Arthur Gideon works for Mr Potter as an editor. He respects his employer's honesty while he despises the populist newspapers he has to produce. His turbulent campaigning spirit, and his furious resistance to anti-Semitic attacks, make him unpopular, and becomes an unwitting target of malice.

Fakta

Om forfatteren

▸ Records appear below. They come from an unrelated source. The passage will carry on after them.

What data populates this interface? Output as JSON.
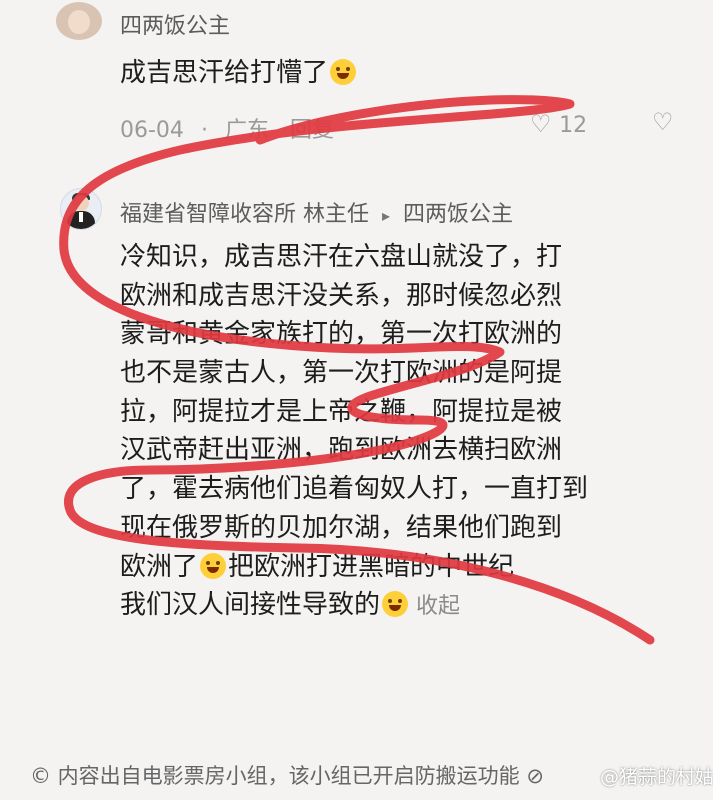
{
  "original_comment": {
    "username": "四两饭公主",
    "text": "成吉思汗给打懵了",
    "emoji_icon": "laughing-crying-emoji",
    "date": "06-04",
    "dot": "·",
    "location": "广东",
    "reply_label": "回复",
    "like_count": "12"
  },
  "reply_comment": {
    "username": "福建省智障收容所 林主任",
    "arrow": "▸",
    "reply_to": "四两饭公主",
    "lines": [
      "冷知识，成吉思汗在六盘山就没了，打",
      "欧洲和成吉思汗没关系，那时候忽必烈",
      "蒙哥和黄金家族打的，第一次打欧洲的",
      "也不是蒙古人，第一次打欧洲的是阿提",
      "拉，阿提拉才是上帝之鞭，阿提拉是被",
      "汉武帝赶出亚洲，跑到欧洲去横扫欧洲",
      "了，霍去病他们追着匈奴人打，一直打到",
      "现在俄罗斯的贝加尔湖，结果他们跑到"
    ],
    "line9_before_emoji": "欧洲了",
    "line9_after_emoji": "把欧洲打进黑暗的中世纪",
    "line10_text": "我们汉人间接性导致的",
    "collapse_label": "收起"
  },
  "footer": {
    "source_note": "© 内容出自电影票房小组，该小组已开启防搬运功能 ⊘"
  },
  "watermark": "@猪蒜的村姑",
  "colors": {
    "scribble": "#e0383f",
    "background": "#f4f3f1",
    "meta": "#9a9a9a"
  }
}
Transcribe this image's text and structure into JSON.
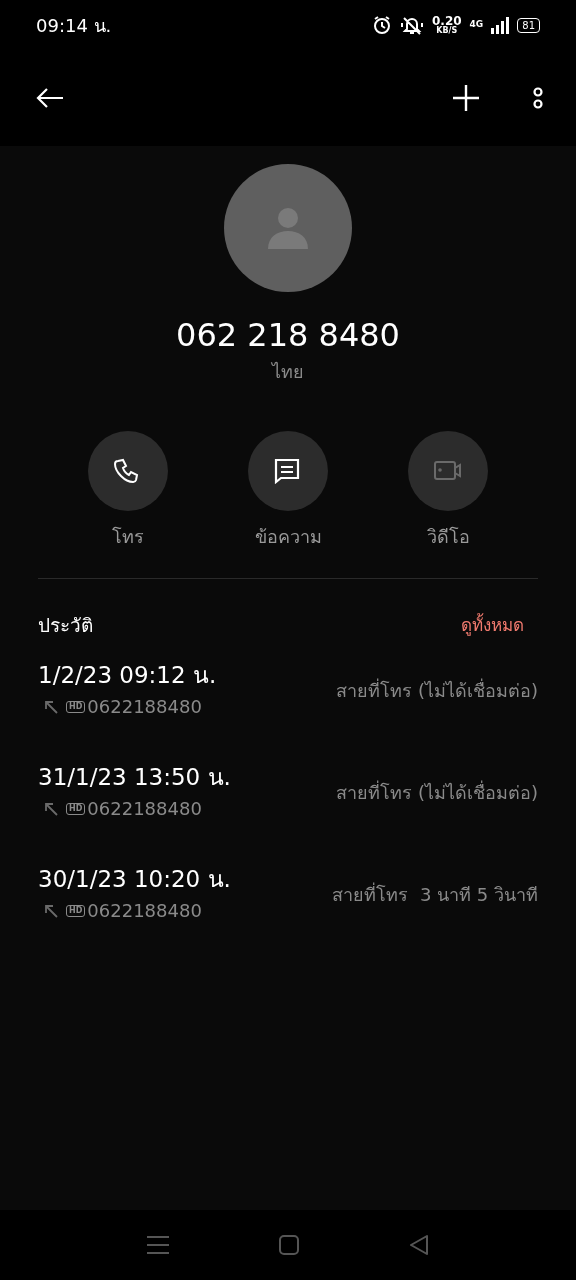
{
  "status_bar": {
    "time": "09:14 น.",
    "net_speed": "0.20",
    "net_unit": "KB/S",
    "network_type": "4G",
    "battery": "81"
  },
  "contact": {
    "number": "062 218 8480",
    "label": "ไทย"
  },
  "actions": [
    {
      "kind": "call",
      "label": "โทร",
      "disabled": false
    },
    {
      "kind": "message",
      "label": "ข้อความ",
      "disabled": false
    },
    {
      "kind": "video",
      "label": "วิดีโอ",
      "disabled": true
    }
  ],
  "history": {
    "title": "ประวัติ",
    "view_all": "ดูทั้งหมด",
    "calls": [
      {
        "datetime": "1/2/23 09:12 น.",
        "badge": "HD",
        "number": "0622188480",
        "status": "สายที่โทร (ไม่ได้เชื่อมต่อ)"
      },
      {
        "datetime": "31/1/23 13:50 น.",
        "badge": "HD",
        "number": "0622188480",
        "status": "สายที่โทร (ไม่ได้เชื่อมต่อ)"
      },
      {
        "datetime": "30/1/23 10:20 น.",
        "badge": "HD",
        "number": "0622188480",
        "status": "สายที่โทร  3 นาที 5 วินาที"
      }
    ]
  }
}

Emilie Rose Macaulay (1881-1958) was a British novelist, journalist, cultural commentator, biographer, critic and early adopter of radio as a broadcaster and a writer. She was the first fiction reviewer for the feminist weekly Time and Tide in the 1920s, also writing for Good Housekeeping, and was celebrated for her acerbic and witty satires. In the First World War she worked as a Land Girl and a censor, and in the Second World War she drove ambulances and was bombed out of her apartment, losing all her possessions including her letters from her recently dead secret lover, the former Irish priest Gerald O'Donovan, for two of whose children she was godmother. She was made a Dame by Queen Elizabeth II for services to literature in 1958. Her most famous novel, The Towers of Trebizond (1956), is famous for having brought many wavering Anglo-Catholics back to the Church. She did not marry, adored parties and was a notoriously bad driver.